columbian press - antique printing press
The Etching Press & Etching

Circa 1900, the Hunter-Penrose etching press. The etching process is an old method of printing dating back to the 16th century when it was used to engrave armour. It consists in passing the etched plate and dampened paper between two steel rollers. The top roller is forced against the bottom roller under great pressure with the steel bed in between them. The press shown is geared down for ease of operation and the bed size is 36 by 24 inches or 92 by 61 centimetres.

A copper or zinc plate is cleaned and polished thoroughly and a special acid resistant ground is applied. The design is then transferred to the prepared plate and the image is drawn into the ground using a needle, exposing the metal beneath. The plate is then placed into a bath of acid and the design is etched into the plate. The untouched ground protects the remainder of the plate so only the image appears. The plate is then cleaned, inked up and printed.

etching press - antique printing press
The Albion & Wood Engraving

The Albion, circa 1822. Invented after the Columbian and with a totally different type of mechanism, it uses a concentric cam and spring compression action. This press is used in printing wood-engravings and small wood-cuts, and is also used for demonstration in exhibitions. Wood engraving is the reverse of a woodcut. It is a white line print where the design is cut away and the background is left black. It also differs from a woodcut in that the wood is cut on the end grain whereas a wood cut is cut along the grain. Thus, the size of the wood engraving is limited, though smaller pieces can be joined.

albion press - antique printing press
The Lithographic Press & Lithographs
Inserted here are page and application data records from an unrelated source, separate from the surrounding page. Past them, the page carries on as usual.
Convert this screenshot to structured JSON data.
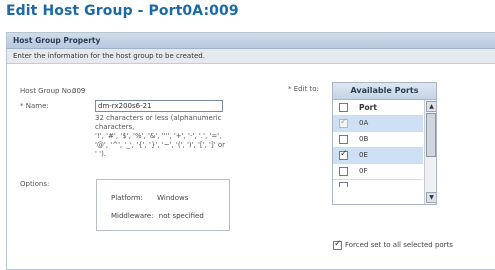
{
  "page": {
    "title": "Edit Host Group - Port0A:009"
  },
  "panel": {
    "header": "Host Group Property",
    "instruction": "Enter the information for the host group to be created."
  },
  "form": {
    "host_group_no_label": "Host Group No.:",
    "host_group_no_value": "009",
    "name_label": "* Name:",
    "name_value": "dm-rx200s6-21",
    "name_hint_1": "32 characters or less (alphanumeric",
    "name_hint_2": "characters,",
    "name_hint_3": "'!', '#', '$', '%', '&', '''', '+', '-', '.', '=',",
    "name_hint_4": "'@', '^', '_', '{', '}', '~', '(', ')', '[', ']' or",
    "name_hint_5": "' ').",
    "options_label": "Options:",
    "platform_label": "Platform:",
    "platform_value": "Windows",
    "middleware_label": "Middleware:",
    "middleware_value": "not specified",
    "edit_to_label": "* Edit to:"
  },
  "ports": {
    "header": "Available Ports",
    "column": "Port",
    "items": [
      {
        "label": "0A",
        "checked": true,
        "disabled": true,
        "selected": true
      },
      {
        "label": "0B",
        "checked": false,
        "disabled": false,
        "selected": false
      },
      {
        "label": "0E",
        "checked": true,
        "disabled": false,
        "selected": true
      },
      {
        "label": "0F",
        "checked": false,
        "disabled": false,
        "selected": false
      }
    ]
  },
  "forced": {
    "label": "Forced set to all selected ports",
    "checked": true
  }
}
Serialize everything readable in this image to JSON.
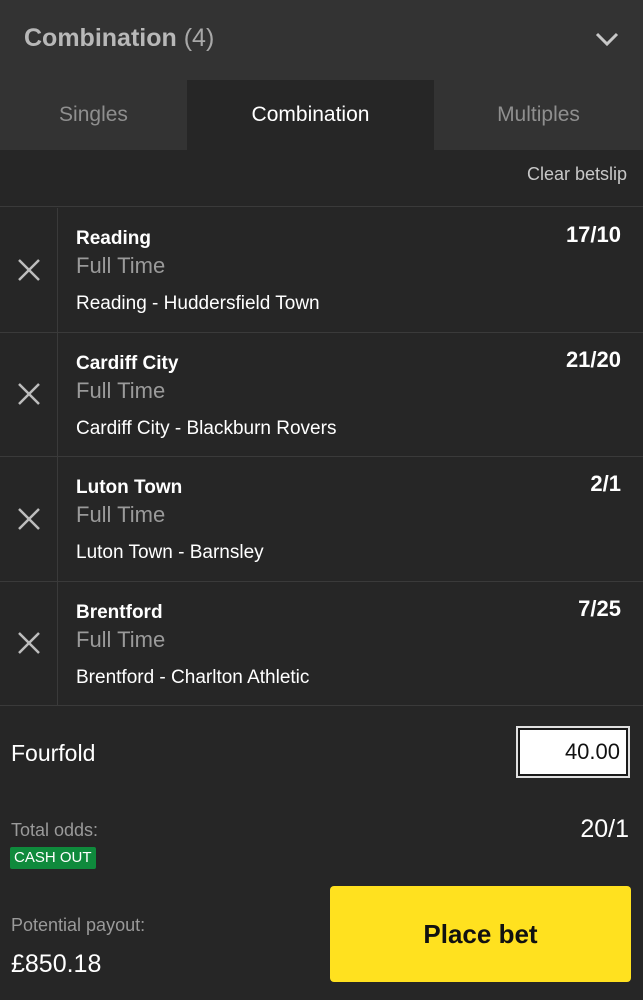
{
  "header": {
    "title": "Combination",
    "count": "(4)",
    "collapse_icon": "chevron-down-icon"
  },
  "tabs": [
    {
      "label": "Singles",
      "active": false
    },
    {
      "label": "Combination",
      "active": true
    },
    {
      "label": "Multiples",
      "active": false
    }
  ],
  "clear_betslip": "Clear betslip",
  "selections": [
    {
      "team": "Reading",
      "market": "Full Time",
      "event": "Reading - Huddersfield Town",
      "odds": "17/10",
      "remove_icon": "close-icon"
    },
    {
      "team": "Cardiff City",
      "market": "Full Time",
      "event": "Cardiff City - Blackburn Rovers",
      "odds": "21/20",
      "remove_icon": "close-icon"
    },
    {
      "team": "Luton Town",
      "market": "Full Time",
      "event": "Luton Town - Barnsley",
      "odds": "2/1",
      "remove_icon": "close-icon"
    },
    {
      "team": "Brentford",
      "market": "Full Time",
      "event": "Brentford - Charlton Athletic",
      "odds": "7/25",
      "remove_icon": "close-icon"
    }
  ],
  "bet": {
    "type_label": "Fourfold",
    "stake_value": "40.00",
    "total_odds_label": "Total odds:",
    "total_odds_value": "20/1",
    "cash_out_badge": "CASH OUT",
    "potential_payout_label": "Potential payout:",
    "potential_payout_value": "£850.18",
    "place_bet_label": "Place bet"
  },
  "colors": {
    "background": "#262626",
    "header_bg": "#333333",
    "accent_yellow": "#ffe11f",
    "cash_out_green": "#0f8a3c"
  }
}
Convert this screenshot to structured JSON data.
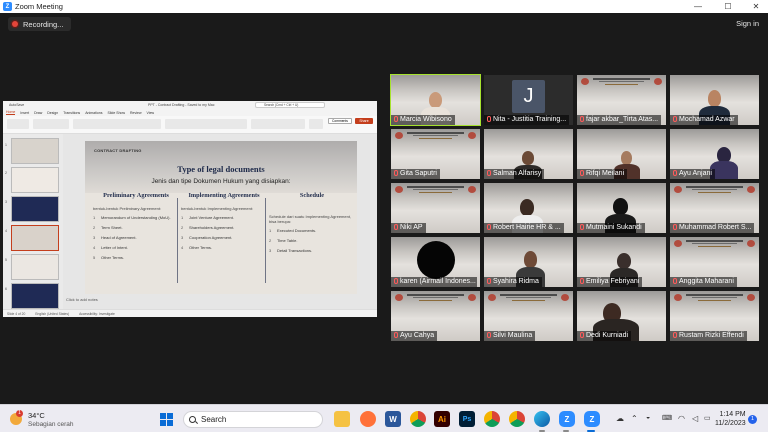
{
  "window": {
    "title": "Zoom Meeting",
    "controls": [
      "—",
      "☐",
      "✕"
    ]
  },
  "top": {
    "recording_label": "Recording...",
    "sign_in": "Sign in"
  },
  "ppt": {
    "autosave": "AutoSave",
    "doc_title": "PPT - Contract Drafting - Saved to my Mac",
    "search": "Search (Cmd + Ctrl + U)",
    "tabs": [
      "Home",
      "Insert",
      "Draw",
      "Design",
      "Transitions",
      "Animations",
      "Slide Show",
      "Review",
      "View"
    ],
    "comments": "Comments",
    "share": "Share",
    "notes_placeholder": "Click to add notes",
    "status": [
      "Slide 4 of 20",
      "English (United States)",
      "Accessibility: Investigate"
    ],
    "thumb_numbers": [
      "1",
      "2",
      "3",
      "4",
      "5",
      "6"
    ],
    "slide": {
      "tag": "CONTRACT DRAFTING",
      "title": "Type of legal documents",
      "subtitle": "Jenis dan tipe Dokumen Hukum yang disiapkan:",
      "columns": [
        {
          "heading": "Preliminary Agreements",
          "desc": "bentuk-bentuk Preliminary Agreement:",
          "items": [
            "Memorandum of Understanding (MoU).",
            "Term Sheet.",
            "Head of Agreement.",
            "Letter of Intent.",
            "Other Terms."
          ]
        },
        {
          "heading": "Implementing Agreements",
          "desc": "bentuk-bentuk Implementing Agreement:",
          "items": [
            "Joint Venture Agreement.",
            "Shareholders Agreement.",
            "Cooperation Agreement.",
            "Other Terms."
          ]
        },
        {
          "heading": "Schedule",
          "desc": "Schedule dari suatu Implementing Agreement, bisa berupa:",
          "items": [
            "Executed Documents.",
            "Time Table.",
            "Detail Transactions."
          ]
        }
      ]
    }
  },
  "participants": [
    {
      "name": "Marcia Wibisono",
      "active": true
    },
    {
      "name": "Nita - Justitia Training...",
      "avatar": "J"
    },
    {
      "name": "fajar akbar_Tirta Atas..."
    },
    {
      "name": "Mochamad Azwar"
    },
    {
      "name": "Gita Saputri"
    },
    {
      "name": "Salman Alfarisy"
    },
    {
      "name": "Rifqi Meilani"
    },
    {
      "name": "Ayu Anjani"
    },
    {
      "name": "Niki AP"
    },
    {
      "name": "Mutmaini Sukandi"
    },
    {
      "name": "Robert Hairie HR & ..."
    },
    {
      "name": "Muhammad Robert S..."
    },
    {
      "name": "karen (Airmail Indones..."
    },
    {
      "name": "Syahira Ridma"
    },
    {
      "name": "Emiliya Febriyani"
    },
    {
      "name": "Anggita Maharani"
    },
    {
      "name": "Ayu Cahya"
    },
    {
      "name": "Silvi Maulina"
    },
    {
      "name": "Dedi Kurniadi"
    },
    {
      "name": "Rustam Rizki Effendi"
    }
  ],
  "taskbar": {
    "weather_badge": "1",
    "temperature": "34°C",
    "condition": "Sebagian cerah",
    "search_label": "Search",
    "time": "1:14 PM",
    "date": "11/2/2023",
    "notification_count": "1",
    "apps": [
      "windows-start",
      "file-explorer",
      "firefox",
      "word",
      "chrome",
      "illustrator",
      "photoshop",
      "chrome-profile-1",
      "chrome-profile-2",
      "edge",
      "zoom-1",
      "zoom-2"
    ]
  }
}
The direct lithographic press, Thomas Grieg circa 1860. Bed-size 36 by 24 inches or 91 by 61 centimetres. Invented by N. Senefelder, it became an efficient and popular method of printing, the precurser of modern printing. It was also used very successfully by various artists exclusively as a fine art process, or for combinations of art and commerce as in Toulose Lautrecs posters. At the turn of the century all commercial printers then moved into the lithographic way of printing for speed and efficiency. The lithographic process uses the basic principle that oil and water do not mix. The design is drawn/transferred onto a stone slab, traditionally Bavarian limestone, using a very greasy ink or crayon. The stone is then washed over with a very weak acid mix which etches the image lightly into the stone. The stone is kept constantly wet, and an oil based ink is rolled onto the stone. The ink only adheres to the greasy drawing. Paper is then laid on top of the stone and both stone and paper are passed through the press which has a scraper action raised to the correct pressure by a cam lever.
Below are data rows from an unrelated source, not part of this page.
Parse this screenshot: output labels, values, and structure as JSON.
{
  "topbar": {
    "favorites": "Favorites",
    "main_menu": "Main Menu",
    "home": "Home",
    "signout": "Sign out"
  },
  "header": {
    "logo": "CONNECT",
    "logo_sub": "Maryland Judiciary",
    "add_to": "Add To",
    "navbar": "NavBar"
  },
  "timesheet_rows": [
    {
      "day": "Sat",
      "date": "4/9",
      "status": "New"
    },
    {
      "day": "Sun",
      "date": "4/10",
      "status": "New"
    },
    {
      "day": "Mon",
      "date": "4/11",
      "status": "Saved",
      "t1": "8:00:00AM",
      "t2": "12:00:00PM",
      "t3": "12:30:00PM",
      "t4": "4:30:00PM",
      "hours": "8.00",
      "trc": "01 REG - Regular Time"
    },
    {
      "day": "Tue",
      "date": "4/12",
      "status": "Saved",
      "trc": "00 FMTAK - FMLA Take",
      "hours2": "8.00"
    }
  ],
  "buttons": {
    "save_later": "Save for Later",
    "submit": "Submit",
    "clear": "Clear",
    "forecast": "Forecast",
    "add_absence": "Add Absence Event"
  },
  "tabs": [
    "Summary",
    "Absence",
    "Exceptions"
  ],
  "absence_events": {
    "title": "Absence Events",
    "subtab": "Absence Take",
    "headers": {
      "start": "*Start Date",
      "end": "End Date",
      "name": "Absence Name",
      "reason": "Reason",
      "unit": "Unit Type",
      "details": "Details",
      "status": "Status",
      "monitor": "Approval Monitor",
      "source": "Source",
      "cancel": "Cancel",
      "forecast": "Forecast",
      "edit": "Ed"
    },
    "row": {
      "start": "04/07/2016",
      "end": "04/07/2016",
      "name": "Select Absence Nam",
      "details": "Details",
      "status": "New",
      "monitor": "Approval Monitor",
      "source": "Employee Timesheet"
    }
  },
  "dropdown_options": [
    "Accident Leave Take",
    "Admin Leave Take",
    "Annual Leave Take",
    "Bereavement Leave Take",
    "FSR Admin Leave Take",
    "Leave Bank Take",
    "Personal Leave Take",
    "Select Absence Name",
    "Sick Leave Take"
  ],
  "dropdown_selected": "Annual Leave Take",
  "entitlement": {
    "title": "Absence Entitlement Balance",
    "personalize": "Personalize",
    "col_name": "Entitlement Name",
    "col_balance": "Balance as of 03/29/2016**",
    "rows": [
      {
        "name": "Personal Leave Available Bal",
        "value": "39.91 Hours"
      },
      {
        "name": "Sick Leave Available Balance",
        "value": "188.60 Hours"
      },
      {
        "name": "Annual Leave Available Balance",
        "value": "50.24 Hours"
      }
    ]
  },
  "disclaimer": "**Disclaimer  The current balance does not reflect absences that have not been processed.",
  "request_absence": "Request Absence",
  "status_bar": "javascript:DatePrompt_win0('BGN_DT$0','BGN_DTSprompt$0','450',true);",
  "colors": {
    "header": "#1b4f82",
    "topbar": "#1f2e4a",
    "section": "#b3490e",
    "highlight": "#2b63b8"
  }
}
lithographic press - antique printing press

Silkscreen printing is basically a stencil method which was originally carried out on silk but now various other materials can be used. The area to be printed is blocked out with a gum arabic emulsion which is left to dry. The ink is then squeezed through the material with a rubber blade. As with the stencil method, a different screen is used for each colour required.

mounting press - antique printing press

book binding press - antique printing press